Items from a dataset:
=== Begin Enclosure ===
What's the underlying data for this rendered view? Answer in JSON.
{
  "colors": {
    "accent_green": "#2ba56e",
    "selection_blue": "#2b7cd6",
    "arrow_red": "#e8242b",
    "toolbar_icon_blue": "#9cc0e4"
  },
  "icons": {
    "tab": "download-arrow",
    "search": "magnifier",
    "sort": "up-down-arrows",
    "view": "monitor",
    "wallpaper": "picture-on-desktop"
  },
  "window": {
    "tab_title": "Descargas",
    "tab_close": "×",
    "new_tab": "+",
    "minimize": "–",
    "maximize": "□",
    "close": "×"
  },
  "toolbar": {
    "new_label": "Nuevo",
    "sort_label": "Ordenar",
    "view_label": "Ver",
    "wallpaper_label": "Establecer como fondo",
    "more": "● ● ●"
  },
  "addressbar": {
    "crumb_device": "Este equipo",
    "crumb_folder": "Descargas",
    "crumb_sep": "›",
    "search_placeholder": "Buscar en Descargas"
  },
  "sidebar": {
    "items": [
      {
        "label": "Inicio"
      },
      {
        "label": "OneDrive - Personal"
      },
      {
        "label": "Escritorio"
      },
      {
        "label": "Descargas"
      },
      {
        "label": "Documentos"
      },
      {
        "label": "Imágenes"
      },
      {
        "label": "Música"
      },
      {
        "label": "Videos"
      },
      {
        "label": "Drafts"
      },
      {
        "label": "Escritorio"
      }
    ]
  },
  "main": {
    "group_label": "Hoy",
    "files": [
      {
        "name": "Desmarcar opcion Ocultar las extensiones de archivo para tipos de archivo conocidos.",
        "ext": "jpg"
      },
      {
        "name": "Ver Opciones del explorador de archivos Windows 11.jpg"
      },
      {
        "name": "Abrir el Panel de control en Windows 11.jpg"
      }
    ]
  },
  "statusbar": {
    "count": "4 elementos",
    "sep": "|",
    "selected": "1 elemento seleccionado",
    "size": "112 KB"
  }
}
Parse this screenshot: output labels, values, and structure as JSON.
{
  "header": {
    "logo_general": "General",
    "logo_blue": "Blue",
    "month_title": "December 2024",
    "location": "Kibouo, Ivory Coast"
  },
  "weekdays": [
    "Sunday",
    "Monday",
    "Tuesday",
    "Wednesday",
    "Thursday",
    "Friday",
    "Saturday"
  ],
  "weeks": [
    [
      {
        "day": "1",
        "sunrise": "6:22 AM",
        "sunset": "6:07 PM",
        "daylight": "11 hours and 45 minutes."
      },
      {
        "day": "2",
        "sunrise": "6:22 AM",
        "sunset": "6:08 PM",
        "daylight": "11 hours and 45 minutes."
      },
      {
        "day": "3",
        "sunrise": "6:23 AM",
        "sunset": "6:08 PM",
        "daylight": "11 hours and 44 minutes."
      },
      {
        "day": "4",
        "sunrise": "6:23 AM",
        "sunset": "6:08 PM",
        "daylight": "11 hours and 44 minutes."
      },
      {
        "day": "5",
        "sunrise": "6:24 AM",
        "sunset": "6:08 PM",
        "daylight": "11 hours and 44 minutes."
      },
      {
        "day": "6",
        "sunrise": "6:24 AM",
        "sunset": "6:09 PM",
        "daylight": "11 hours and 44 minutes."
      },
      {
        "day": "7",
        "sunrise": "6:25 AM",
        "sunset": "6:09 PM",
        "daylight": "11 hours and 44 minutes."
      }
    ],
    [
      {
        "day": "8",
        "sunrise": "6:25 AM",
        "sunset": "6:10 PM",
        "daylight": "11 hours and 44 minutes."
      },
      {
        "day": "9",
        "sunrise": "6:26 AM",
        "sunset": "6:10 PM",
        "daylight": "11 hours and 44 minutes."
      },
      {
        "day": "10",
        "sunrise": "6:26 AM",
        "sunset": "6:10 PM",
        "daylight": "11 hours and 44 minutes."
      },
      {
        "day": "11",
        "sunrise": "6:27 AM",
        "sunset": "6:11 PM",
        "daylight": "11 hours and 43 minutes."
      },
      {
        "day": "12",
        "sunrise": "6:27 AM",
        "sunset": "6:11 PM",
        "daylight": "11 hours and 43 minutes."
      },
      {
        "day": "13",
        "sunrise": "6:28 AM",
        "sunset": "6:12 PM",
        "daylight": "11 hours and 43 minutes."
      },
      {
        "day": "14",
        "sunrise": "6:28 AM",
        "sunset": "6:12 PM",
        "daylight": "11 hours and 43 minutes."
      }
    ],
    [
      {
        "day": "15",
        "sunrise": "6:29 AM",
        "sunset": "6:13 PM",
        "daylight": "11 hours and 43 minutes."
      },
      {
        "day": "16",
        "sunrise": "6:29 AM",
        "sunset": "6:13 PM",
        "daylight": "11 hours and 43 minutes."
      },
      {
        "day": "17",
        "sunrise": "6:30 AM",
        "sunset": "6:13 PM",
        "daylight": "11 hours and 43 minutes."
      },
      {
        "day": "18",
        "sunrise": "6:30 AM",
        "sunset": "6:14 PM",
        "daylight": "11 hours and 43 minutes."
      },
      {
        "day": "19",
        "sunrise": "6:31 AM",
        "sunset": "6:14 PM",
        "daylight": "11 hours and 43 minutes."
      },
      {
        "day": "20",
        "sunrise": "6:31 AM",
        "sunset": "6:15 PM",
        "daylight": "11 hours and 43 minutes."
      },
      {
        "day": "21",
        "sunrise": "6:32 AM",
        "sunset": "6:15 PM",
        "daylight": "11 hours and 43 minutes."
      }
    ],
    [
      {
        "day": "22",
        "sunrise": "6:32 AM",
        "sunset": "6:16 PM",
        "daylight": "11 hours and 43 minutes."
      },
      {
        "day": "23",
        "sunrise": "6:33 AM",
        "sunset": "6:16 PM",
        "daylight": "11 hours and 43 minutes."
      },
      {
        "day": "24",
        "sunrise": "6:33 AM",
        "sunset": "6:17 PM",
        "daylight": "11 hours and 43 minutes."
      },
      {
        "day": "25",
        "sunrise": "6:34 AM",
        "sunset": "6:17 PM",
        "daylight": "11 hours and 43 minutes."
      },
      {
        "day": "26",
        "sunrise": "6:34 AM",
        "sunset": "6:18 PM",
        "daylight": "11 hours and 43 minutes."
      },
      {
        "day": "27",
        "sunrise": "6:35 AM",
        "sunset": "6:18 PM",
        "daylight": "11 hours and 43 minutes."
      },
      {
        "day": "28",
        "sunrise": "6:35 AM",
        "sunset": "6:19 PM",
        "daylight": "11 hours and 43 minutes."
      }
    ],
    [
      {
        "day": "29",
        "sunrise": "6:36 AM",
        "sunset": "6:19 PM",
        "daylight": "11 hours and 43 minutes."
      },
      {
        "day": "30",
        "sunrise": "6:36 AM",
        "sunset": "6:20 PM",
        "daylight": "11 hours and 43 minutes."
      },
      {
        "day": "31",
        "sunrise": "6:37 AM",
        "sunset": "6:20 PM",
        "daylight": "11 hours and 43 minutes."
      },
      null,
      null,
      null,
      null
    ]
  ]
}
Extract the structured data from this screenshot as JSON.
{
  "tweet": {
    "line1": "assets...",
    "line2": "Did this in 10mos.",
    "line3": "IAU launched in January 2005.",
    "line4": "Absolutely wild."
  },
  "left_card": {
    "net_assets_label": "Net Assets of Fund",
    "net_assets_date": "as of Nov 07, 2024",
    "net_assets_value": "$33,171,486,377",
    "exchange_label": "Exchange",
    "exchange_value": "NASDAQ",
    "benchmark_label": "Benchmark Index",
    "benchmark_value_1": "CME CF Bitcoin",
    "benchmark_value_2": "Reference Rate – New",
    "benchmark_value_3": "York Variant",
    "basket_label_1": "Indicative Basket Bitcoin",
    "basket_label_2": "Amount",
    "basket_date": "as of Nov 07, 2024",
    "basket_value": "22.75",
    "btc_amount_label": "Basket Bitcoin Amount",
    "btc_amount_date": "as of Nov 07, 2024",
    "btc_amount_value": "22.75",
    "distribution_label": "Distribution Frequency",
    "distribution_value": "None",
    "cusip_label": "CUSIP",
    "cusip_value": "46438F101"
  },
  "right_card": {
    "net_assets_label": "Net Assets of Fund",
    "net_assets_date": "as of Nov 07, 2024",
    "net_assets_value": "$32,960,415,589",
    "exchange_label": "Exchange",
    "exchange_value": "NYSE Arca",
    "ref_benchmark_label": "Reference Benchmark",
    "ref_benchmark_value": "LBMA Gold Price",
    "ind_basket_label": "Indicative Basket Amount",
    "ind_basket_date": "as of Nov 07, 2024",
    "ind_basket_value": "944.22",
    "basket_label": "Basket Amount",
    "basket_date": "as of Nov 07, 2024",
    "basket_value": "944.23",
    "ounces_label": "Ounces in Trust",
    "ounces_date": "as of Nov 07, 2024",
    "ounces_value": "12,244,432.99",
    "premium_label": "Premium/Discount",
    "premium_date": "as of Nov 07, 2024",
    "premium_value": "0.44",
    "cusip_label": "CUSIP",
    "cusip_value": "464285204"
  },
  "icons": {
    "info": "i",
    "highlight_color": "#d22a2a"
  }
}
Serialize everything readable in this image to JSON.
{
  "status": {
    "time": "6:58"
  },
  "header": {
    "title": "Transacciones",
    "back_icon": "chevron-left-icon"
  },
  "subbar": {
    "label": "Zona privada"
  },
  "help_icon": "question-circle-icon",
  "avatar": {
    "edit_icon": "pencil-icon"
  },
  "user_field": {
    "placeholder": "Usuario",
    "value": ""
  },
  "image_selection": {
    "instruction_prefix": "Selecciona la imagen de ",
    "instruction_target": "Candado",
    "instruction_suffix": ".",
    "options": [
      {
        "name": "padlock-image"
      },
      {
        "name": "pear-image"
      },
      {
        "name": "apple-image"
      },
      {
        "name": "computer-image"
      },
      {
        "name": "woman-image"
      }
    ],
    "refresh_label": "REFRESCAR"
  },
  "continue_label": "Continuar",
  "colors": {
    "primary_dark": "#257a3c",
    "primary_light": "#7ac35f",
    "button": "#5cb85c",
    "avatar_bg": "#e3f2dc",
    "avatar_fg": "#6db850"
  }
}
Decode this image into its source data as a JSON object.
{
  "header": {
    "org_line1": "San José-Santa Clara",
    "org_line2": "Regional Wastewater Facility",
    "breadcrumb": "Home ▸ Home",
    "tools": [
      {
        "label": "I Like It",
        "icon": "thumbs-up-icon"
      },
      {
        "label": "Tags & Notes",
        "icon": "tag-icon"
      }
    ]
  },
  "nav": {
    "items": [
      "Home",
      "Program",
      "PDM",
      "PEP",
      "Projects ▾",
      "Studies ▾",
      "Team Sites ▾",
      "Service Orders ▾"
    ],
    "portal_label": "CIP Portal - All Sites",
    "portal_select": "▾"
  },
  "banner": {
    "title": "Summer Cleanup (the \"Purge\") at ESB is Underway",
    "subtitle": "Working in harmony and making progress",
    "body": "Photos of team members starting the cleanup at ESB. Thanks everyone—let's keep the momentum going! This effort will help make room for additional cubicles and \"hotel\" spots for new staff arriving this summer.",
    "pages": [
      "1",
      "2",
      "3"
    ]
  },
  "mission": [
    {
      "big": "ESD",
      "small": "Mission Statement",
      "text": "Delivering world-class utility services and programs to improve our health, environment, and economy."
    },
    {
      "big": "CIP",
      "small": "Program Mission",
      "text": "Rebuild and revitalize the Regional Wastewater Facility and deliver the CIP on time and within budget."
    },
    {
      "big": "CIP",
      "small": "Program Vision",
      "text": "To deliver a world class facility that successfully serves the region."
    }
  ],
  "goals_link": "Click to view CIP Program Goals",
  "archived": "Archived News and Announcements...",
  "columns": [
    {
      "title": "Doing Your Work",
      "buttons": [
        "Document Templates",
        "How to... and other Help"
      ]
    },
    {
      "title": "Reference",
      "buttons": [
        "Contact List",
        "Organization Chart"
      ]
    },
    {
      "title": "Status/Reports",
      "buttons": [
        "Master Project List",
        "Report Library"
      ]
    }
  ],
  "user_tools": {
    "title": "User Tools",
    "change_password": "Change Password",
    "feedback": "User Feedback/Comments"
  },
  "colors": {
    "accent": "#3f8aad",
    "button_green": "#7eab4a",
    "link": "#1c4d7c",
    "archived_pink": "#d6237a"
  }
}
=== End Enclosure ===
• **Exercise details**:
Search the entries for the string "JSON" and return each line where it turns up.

• **Task solution**:
What's the underlying data for this rendered view? Answer in JSON.
Parse this screenshot: output labels, values, and structure as JSON.
Extract the structured data from this screenshot as JSON.
Serialize everything readable in this image to JSON.
Decode this image into its source data as a JSON object.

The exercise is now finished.